[Weak] signals

Memia’s regular collection of technology signals from the ever-evolving future:

  • Gartner released their 2020 Hype Cycle for Emerging Technologies.
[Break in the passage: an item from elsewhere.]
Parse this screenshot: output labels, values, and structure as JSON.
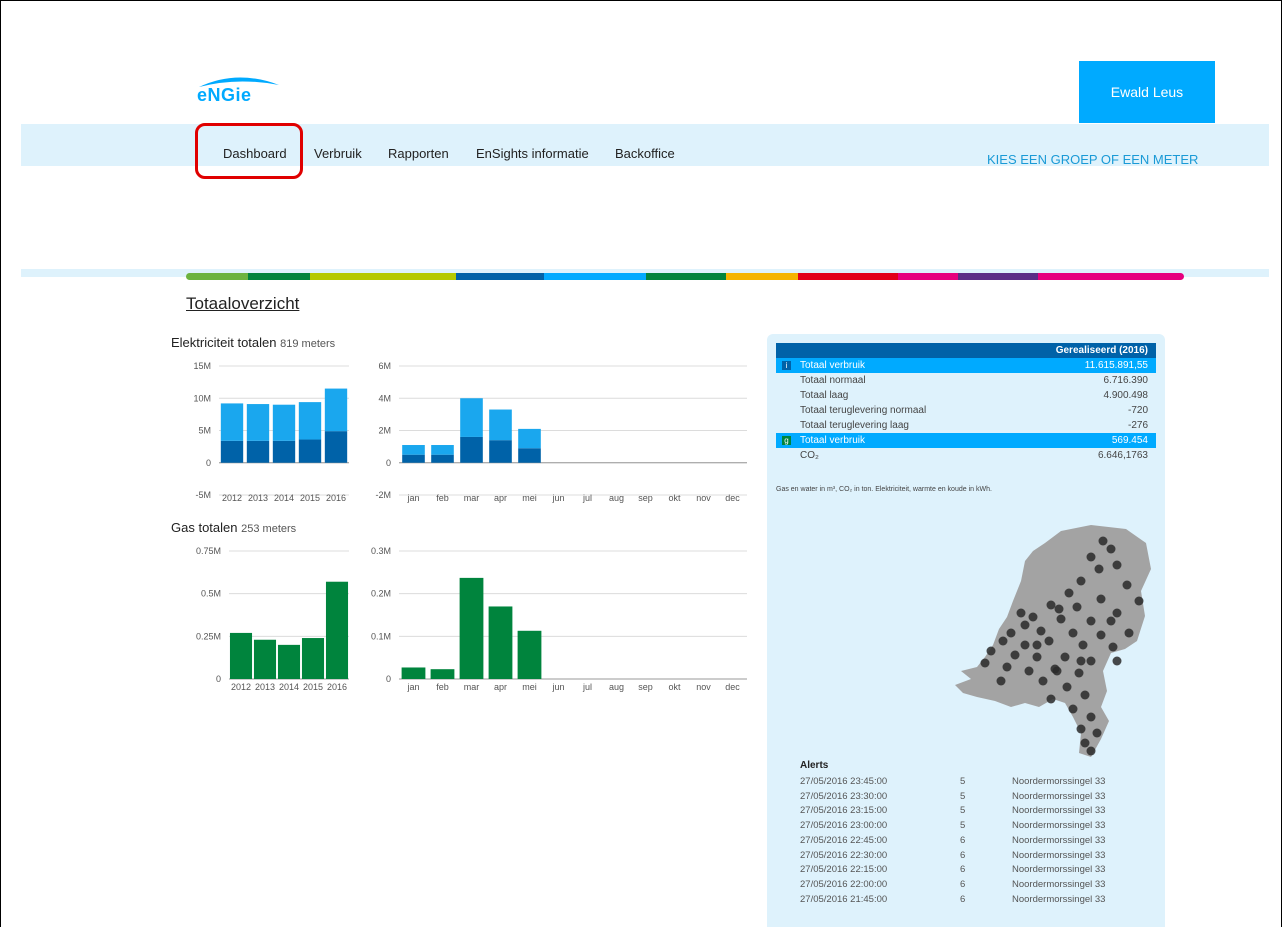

I enjoy these annual braindumps as they always introduce new terms which appear momentarily tangible but are guaranteed to be subsumed inside broader technology stacks by next year (My 2020 picks for this: “Digital Twin of the Person”, “Low cost single board computers at the Edge” and “Data Fabric”).

    • Interesting also that “Health Passport” - which has always seemed a mirage on the distant horizon has been rapidly accelerated, likely due to Covid-19:

  • 🏕️Deepfake startup camp: Startup incubator Betaworks introduce Synthetic Camp, an accelerator programme for synthetic media startups…Edgy, d’ya think?


Mind expanding

Infinite Detail review: The dystopia that awaits when the ...

Hidden gems

  • Recent interstellar visitor Oumuamua continues to fascinate:

  • …and finally: 🕯️The Last Light, failed AR company Magic Leap’s in-house magnum opus, thought to be lost after nearly everyone who made it was laid off a few months ago - was surprisingly released last week:

As always, 🙏 appreciation to everyone who takes the time to get in touch with links and feedback, it’s great to hear from you!

…And a special request since you’ve read this far: please take a moment to share this email with your network in AoNZ and around the 🌎🌍🌏. Thank you!

Cheers / Ngā mihi